YOUR GOAL: Lines with the word "yopo": copy all of them from the entries below.
---
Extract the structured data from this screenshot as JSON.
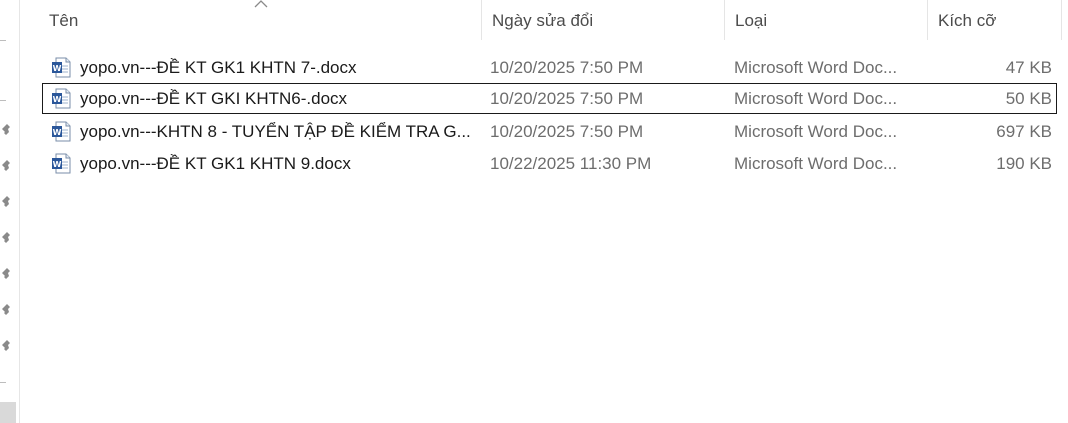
{
  "columns": {
    "name": "Tên",
    "date": "Ngày sửa đổi",
    "type": "Loại",
    "size": "Kích cỡ"
  },
  "files": [
    {
      "name": "yopo.vn---ĐỀ KT GK1 KHTN 7-.docx",
      "date": "10/20/2025 7:50 PM",
      "type": "Microsoft Word Doc...",
      "size": "47 KB",
      "icon": "word-document-icon"
    },
    {
      "name": "yopo.vn---ĐỀ KT GKI KHTN6-.docx",
      "date": "10/20/2025 7:50 PM",
      "type": "Microsoft Word Doc...",
      "size": "50 KB",
      "icon": "word-document-icon",
      "focused": true
    },
    {
      "name": "yopo.vn---KHTN 8 - TUYỂN TẬP ĐỀ KIỂM TRA G...",
      "date": "10/20/2025 7:50 PM",
      "type": "Microsoft Word Doc...",
      "size": "697 KB",
      "icon": "word-document-icon"
    },
    {
      "name": "yopo.vn---ĐỀ KT GK1 KHTN 9.docx",
      "date": "10/22/2025 11:30 PM",
      "type": "Microsoft Word Doc...",
      "size": "190 KB",
      "icon": "word-document-icon"
    }
  ],
  "sort": {
    "column": "name",
    "direction": "ascending",
    "icon": "sort-up-icon"
  },
  "nav_pins": {
    "count": 7,
    "icon": "pin-icon"
  }
}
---
YOUR RESPONSE:
      "name": "yopo.vn---ĐỀ KT GK1 KHTN 7-.docx",
      "name": "yopo.vn---ĐỀ KT GKI KHTN6-.docx",
      "name": "yopo.vn---KHTN 8 - TUYỂN TẬP ĐỀ KIỂM TRA G...",
      "name": "yopo.vn---ĐỀ KT GK1 KHTN 9.docx",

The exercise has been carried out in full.